O'Brien, who built a practice around a reputation as a churchgoing family man, told the victims: "I don't want you to be insulted by my apology. I'm truly sorry."
Turning toward the judge, he said, "It doesn't change the fact, your honor, I did wrong . . . Maybe [the victims] can do a better job of forgiving me than I can forgive myself."
Superior Court Judge Linda G. Baxter told the former lawyer he had victimized "especially vulnerable people."
"In many ways, Mr. O'Brien, you are a predator," she said.
"You used as your weapons bank deposit slips, bank withdrawal slips, pencil and paper. You took advantage of your position of trust . . . and preyed on elderly people, grieving people, developmentally disabled people."
O'Brien pleaded guilty last August to two counts of theft. One accused him of stealing about $850,000 from the estate of Stanley Mich, who had left the money for the care of his autistic son.

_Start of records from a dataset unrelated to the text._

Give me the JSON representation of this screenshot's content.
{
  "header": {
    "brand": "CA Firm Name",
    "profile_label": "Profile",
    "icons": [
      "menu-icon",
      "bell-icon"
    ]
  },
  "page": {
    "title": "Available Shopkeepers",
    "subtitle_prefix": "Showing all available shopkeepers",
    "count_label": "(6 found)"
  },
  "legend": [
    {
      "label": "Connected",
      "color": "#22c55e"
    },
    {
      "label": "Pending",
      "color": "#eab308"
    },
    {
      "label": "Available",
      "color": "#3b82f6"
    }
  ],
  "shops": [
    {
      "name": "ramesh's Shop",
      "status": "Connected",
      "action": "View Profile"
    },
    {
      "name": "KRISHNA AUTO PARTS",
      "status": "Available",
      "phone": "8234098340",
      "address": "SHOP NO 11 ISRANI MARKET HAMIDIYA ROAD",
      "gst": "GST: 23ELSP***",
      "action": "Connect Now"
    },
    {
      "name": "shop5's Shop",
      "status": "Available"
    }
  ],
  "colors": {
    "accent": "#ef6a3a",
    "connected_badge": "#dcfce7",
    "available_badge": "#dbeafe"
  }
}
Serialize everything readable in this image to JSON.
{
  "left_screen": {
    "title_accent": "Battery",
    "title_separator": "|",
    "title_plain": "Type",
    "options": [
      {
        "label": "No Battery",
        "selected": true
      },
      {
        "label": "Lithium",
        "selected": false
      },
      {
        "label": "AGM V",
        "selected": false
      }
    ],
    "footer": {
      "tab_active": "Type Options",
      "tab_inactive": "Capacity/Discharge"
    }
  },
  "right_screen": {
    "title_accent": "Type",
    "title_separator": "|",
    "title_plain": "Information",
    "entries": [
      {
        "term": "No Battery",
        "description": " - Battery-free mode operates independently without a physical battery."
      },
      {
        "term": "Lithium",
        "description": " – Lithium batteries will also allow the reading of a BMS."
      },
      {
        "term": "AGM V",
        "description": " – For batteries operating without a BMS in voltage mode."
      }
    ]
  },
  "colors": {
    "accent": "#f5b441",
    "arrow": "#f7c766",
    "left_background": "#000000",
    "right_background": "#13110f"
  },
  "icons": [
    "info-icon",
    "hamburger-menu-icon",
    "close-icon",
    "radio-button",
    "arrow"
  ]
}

The son, Ronnie Mich, now 62, had been used to a life of familiar surroundings but was forced to sell his Audubon house and move into an adult group home for the disabled.
The second count against O'Brien consolidated the thefts of the other 38 victims.
O'Brien also pleaded guilty last August to violating probation on a 1999 conviction of misappropriating money entrusted to him. He was ordered then to forfeit his law license and to pay $269,000 in restitution.
Yesterday, he was sentenced to four years in prison on that violation, to be completed concurrently with the 18 years.
O'Brien's attorney, Robert Agre, said his client was "shocked by the length" of the sentence "but almost numb by everything he heard in the courtroom."
Assistant Camden County Prosecutor Mark Chase called the judge's decision "fair and appropriate." And Camden County Prosecutor Vincent Sarubbi said the case, with its use of a court-appointed special master to recover money and a receiver to distribute the funds to compensate victims, would set a precedent for the handling of similar white-collar crimes.
During yesterday's hearing, several victims described how O'Brien used his position as guardian of their estates or investment counselor to rob them.
Some laughed when Agre offered O'Brien's apologies.
George Stone, 59, a former neighbor and friend of Ronnie Mich's who helped him transition to the group home, said O'Brien had hurt many people; "it can't be measured."
He asked Baxter to sentence O'Brien to "one year for every victim. That would be good. It would put him away for good."
Ronnie Mich's aunt, Sister Theresa Mich, a nun at St. Francis Convent in South Philadelphia, hugged Stone and thanked him for being the family spokesman.
Her sister, Sister Rita Mary Mich, who also resides at the convent, wept as the judge then returned photos of the Mich family in happier days, before Ronnie had been forced from his Audubon home.
"I want people to know what the family suffered," Sister Theresa said in an interview. "How can anyone destroy the life of an adult who is autistic?"
Patricia Fore Logan, 53, of Mount Ephraim, called on Baxter to impose a long prison term without parole. She said she and her mother, the late Edith Fore, lost at least $200,000 to O'Brien.
Fore, who died at age 81 in 1997, was known for her role in a TV commercial where she uttered the line, "I've fallen and I can't get up."
"He took our lives," Logan said. "Dennis O'Brien treated us like objects."
Logan, who cared for her infirm mother, said O'Brien wrote Fore's will, had power of attorney, and put Fore's house and money into a trust. At one point, she said, he borrowed $100,000, which was never returned.
"He didn't even put a tombstone on my mother's grave," she said. "My mother died a cold and lonely death and lies in an unmarked grave."
Irene DiRenza of Westmont, who lost $107,000 to the former lawyer, told O'Brien: "Dennis, you are indeed a Dr. Jekyll and Mr. Hyde personality. I'm broke."
O'Brien sat silently, his head bowed as the victims spoke. When they finished, he described how the thefts had occurred.
"I began to spin out of control . . . when a couple of projects began to fail," he said.
"That's when I really got into the sin of pride, thought I could out-work the situation."
He said he now realized the impact of his crime. "I awake with it every day. The awareness of that impact is crushing me. . . . The weight is burying me."
Contact staff writer Edward Colimore at 856-779-3833 or email@example.com.
For previous coverage of the Dennis O'Brien case, go to: http://go.philly.com/ronniemich